SOURCE INFORMATION
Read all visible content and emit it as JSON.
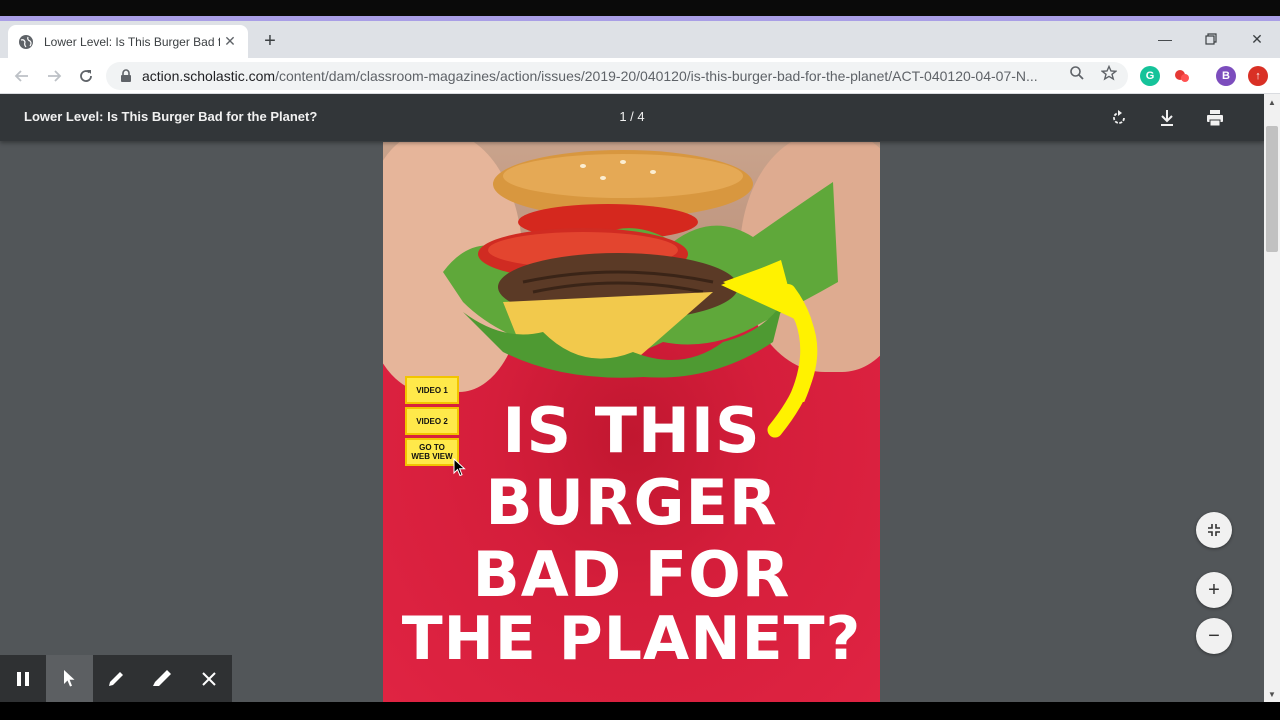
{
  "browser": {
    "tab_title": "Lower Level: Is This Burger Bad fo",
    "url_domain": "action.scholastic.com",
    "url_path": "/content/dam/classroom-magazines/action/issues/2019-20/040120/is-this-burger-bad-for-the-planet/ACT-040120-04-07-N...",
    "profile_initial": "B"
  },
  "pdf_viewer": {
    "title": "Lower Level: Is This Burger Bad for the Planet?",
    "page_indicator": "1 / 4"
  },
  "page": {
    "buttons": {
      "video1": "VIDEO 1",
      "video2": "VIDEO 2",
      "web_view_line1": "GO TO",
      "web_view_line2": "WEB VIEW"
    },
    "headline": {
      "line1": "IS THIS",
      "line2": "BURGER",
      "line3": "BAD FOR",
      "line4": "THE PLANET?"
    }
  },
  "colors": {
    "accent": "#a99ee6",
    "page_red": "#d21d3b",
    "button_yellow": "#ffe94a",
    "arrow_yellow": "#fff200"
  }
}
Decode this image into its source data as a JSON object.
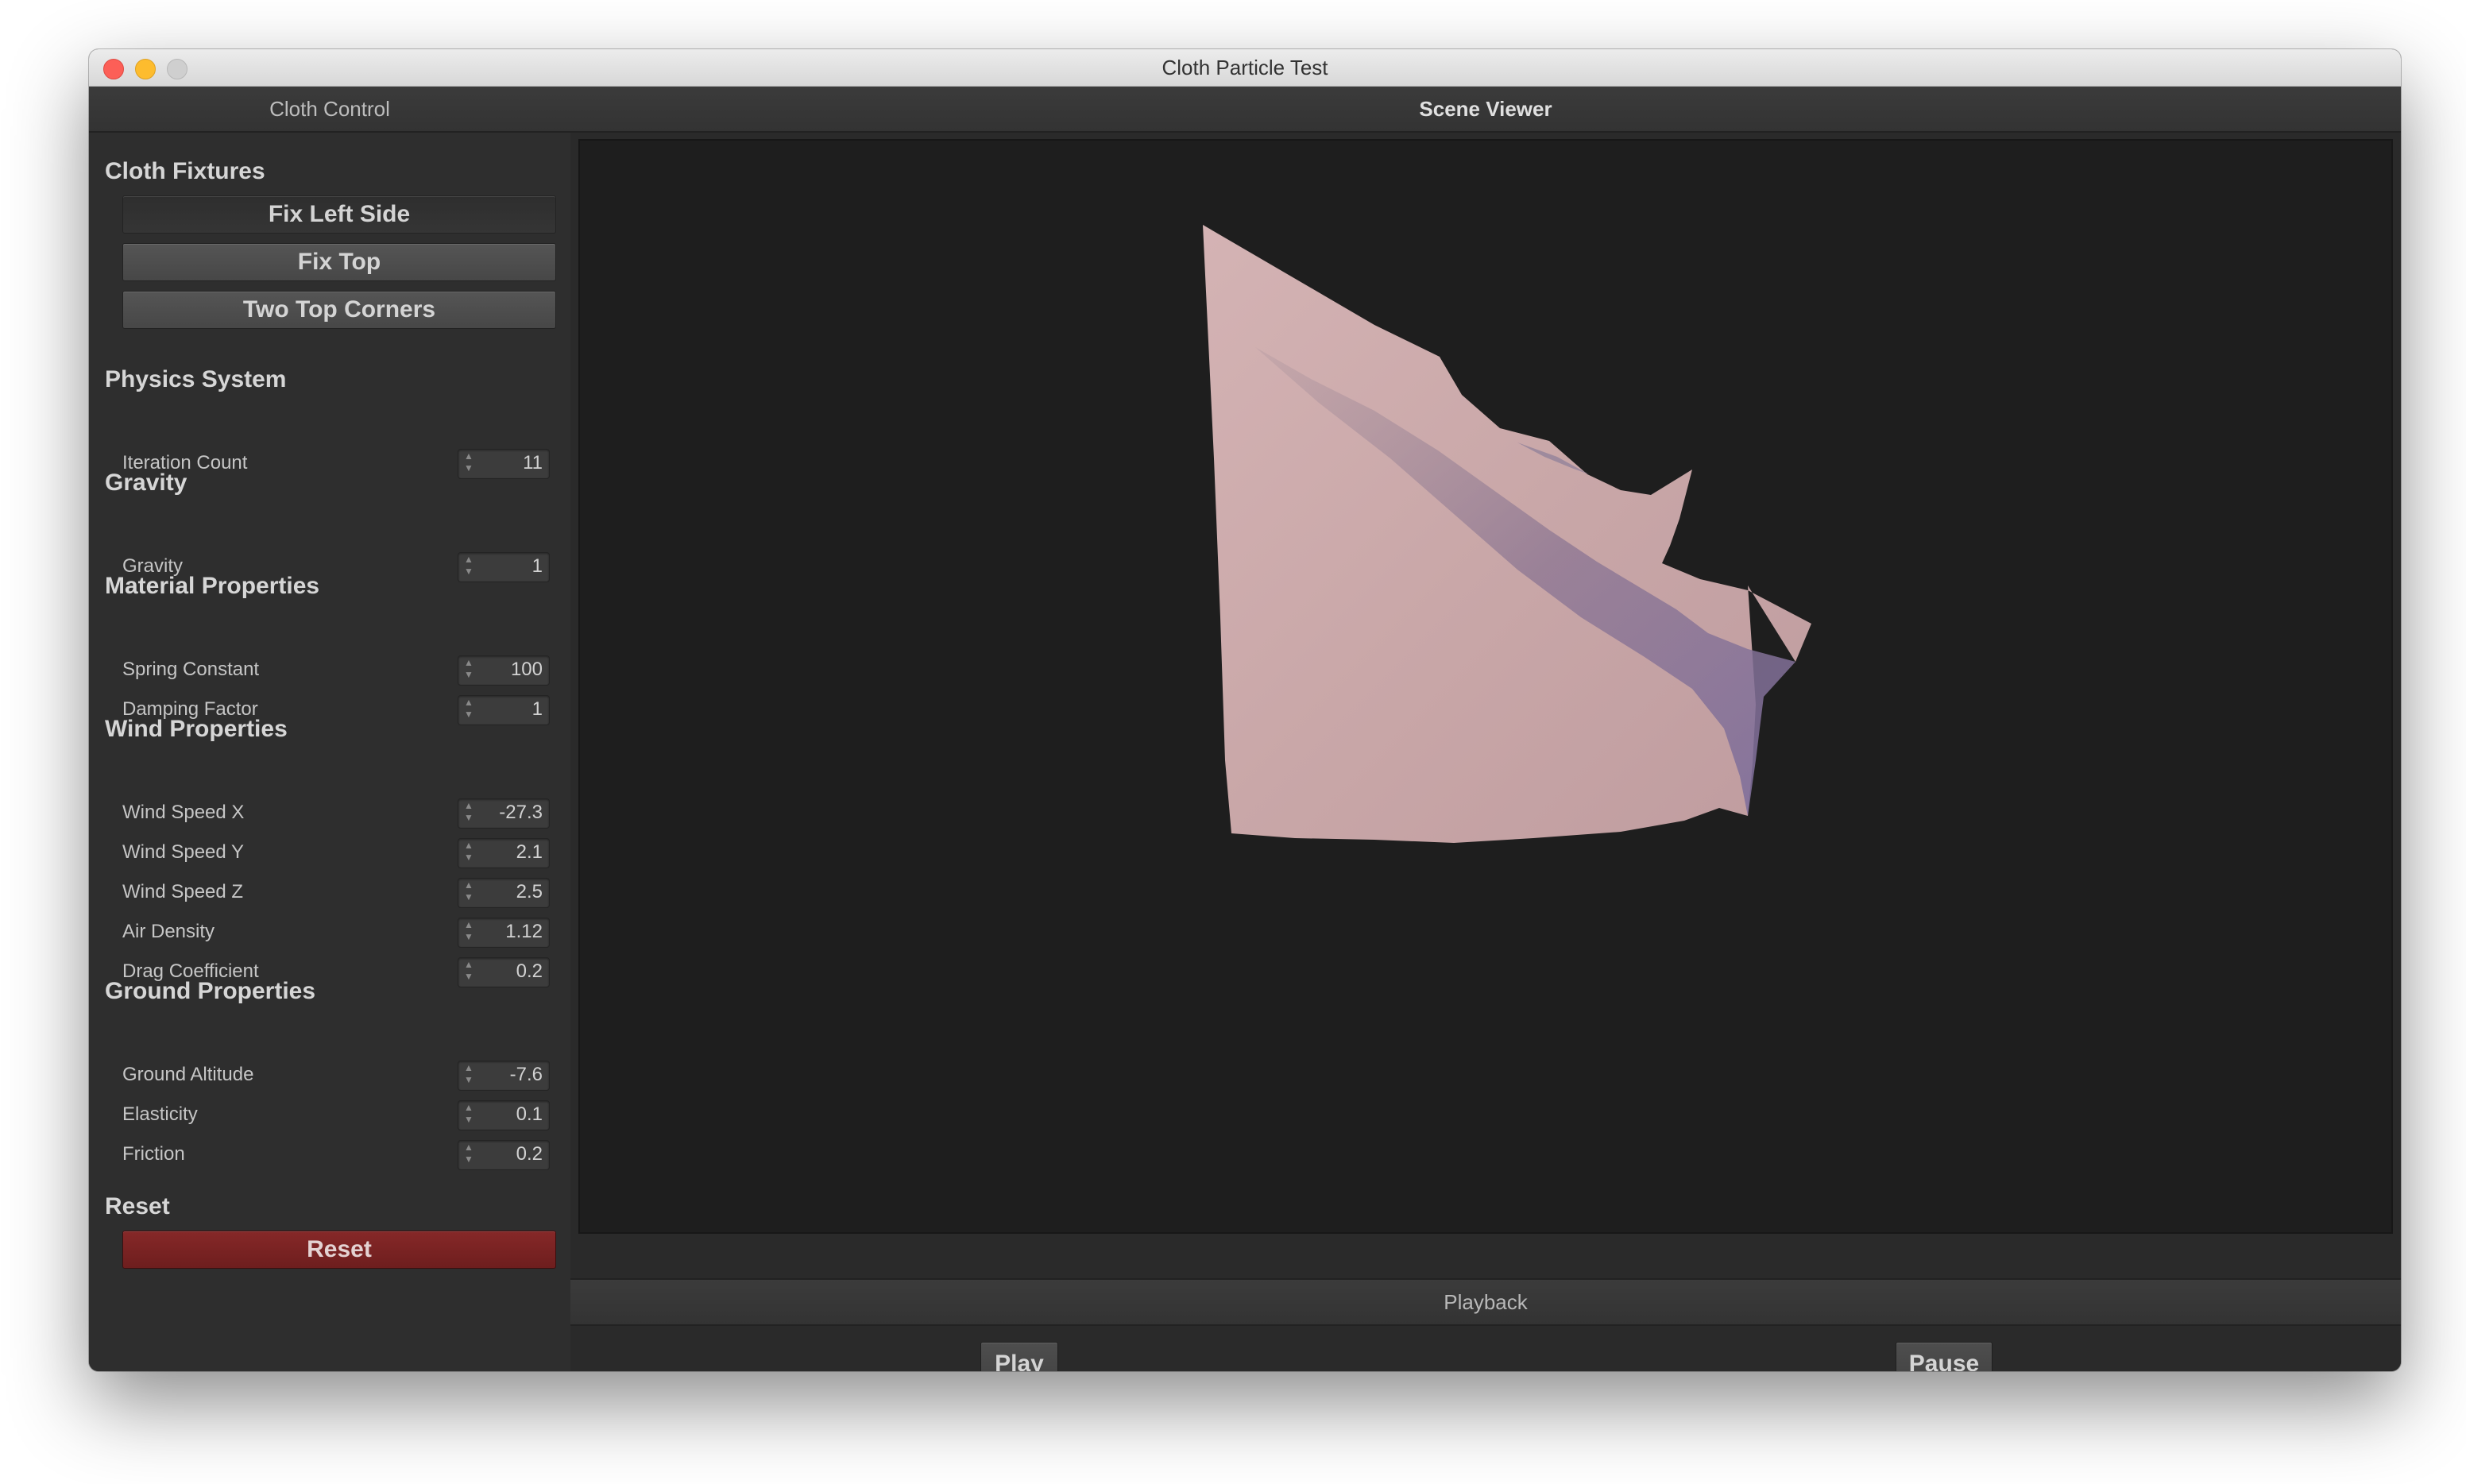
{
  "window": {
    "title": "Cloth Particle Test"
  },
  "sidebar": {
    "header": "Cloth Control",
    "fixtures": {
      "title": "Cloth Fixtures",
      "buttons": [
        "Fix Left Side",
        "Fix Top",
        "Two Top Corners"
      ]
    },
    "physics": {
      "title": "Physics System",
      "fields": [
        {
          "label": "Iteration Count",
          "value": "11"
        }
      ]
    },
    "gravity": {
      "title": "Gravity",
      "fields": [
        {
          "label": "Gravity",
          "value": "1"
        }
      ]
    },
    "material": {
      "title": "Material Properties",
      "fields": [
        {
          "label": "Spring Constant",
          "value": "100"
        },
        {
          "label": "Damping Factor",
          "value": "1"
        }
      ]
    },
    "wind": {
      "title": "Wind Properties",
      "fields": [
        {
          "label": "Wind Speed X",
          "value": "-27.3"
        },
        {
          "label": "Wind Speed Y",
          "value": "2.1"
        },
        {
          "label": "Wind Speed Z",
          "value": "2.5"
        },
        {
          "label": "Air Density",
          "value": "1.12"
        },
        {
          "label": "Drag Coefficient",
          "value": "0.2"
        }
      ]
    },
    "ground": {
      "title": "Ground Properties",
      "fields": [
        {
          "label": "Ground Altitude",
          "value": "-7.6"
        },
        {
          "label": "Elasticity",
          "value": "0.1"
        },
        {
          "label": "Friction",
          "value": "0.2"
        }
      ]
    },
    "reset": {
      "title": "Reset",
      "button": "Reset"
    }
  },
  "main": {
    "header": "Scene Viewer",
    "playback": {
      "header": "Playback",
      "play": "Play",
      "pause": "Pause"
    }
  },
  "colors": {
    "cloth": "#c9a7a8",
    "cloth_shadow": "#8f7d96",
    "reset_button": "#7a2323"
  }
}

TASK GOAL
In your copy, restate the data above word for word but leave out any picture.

TASK SOLUTION
Read all visible content and emit it as JSON.
{
  "browser": {
    "tab_title": "Lower Level: Is This Burger Bad fo",
    "url_domain": "action.scholastic.com",
    "url_path": "/content/dam/classroom-magazines/action/issues/2019-20/040120/is-this-burger-bad-for-the-planet/ACT-040120-04-07-N...",
    "profile_initial": "B"
  },
  "pdf_viewer": {
    "title": "Lower Level: Is This Burger Bad for the Planet?",
    "page_indicator": "1 / 4"
  },
  "page": {
    "buttons": {
      "video1": "VIDEO 1",
      "video2": "VIDEO 2",
      "web_view_line1": "GO TO",
      "web_view_line2": "WEB VIEW"
    },
    "headline": {
      "line1": "IS THIS",
      "line2": "BURGER",
      "line3": "BAD FOR",
      "line4": "THE PLANET?"
    }
  },
  "colors": {
    "accent": "#a99ee6",
    "page_red": "#d21d3b",
    "button_yellow": "#ffe94a",
    "arrow_yellow": "#fff200"
  }
}
Decode this image into its source data as a JSON object.
{
  "window": {
    "title": "Cloth Particle Test"
  },
  "sidebar": {
    "header": "Cloth Control",
    "fixtures": {
      "title": "Cloth Fixtures",
      "buttons": [
        "Fix Left Side",
        "Fix Top",
        "Two Top Corners"
      ]
    },
    "physics": {
      "title": "Physics System",
      "fields": [
        {
          "label": "Iteration Count",
          "value": "11"
        }
      ]
    },
    "gravity": {
      "title": "Gravity",
      "fields": [
        {
          "label": "Gravity",
          "value": "1"
        }
      ]
    },
    "material": {
      "title": "Material Properties",
      "fields": [
        {
          "label": "Spring Constant",
          "value": "100"
        },
        {
          "label": "Damping Factor",
          "value": "1"
        }
      ]
    },
    "wind": {
      "title": "Wind Properties",
      "fields": [
        {
          "label": "Wind Speed X",
          "value": "-27.3"
        },
        {
          "label": "Wind Speed Y",
          "value": "2.1"
        },
        {
          "label": "Wind Speed Z",
          "value": "2.5"
        },
        {
          "label": "Air Density",
          "value": "1.12"
        },
        {
          "label": "Drag Coefficient",
          "value": "0.2"
        }
      ]
    },
    "ground": {
      "title": "Ground Properties",
      "fields": [
        {
          "label": "Ground Altitude",
          "value": "-7.6"
        },
        {
          "label": "Elasticity",
          "value": "0.1"
        },
        {
          "label": "Friction",
          "value": "0.2"
        }
      ]
    },
    "reset": {
      "title": "Reset",
      "button": "Reset"
    }
  },
  "main": {
    "header": "Scene Viewer",
    "playback": {
      "header": "Playback",
      "play": "Play",
      "pause": "Pause"
    }
  },
  "colors": {
    "cloth": "#c9a7a8",
    "cloth_shadow": "#8f7d96",
    "reset_button": "#7a2323"
  }
}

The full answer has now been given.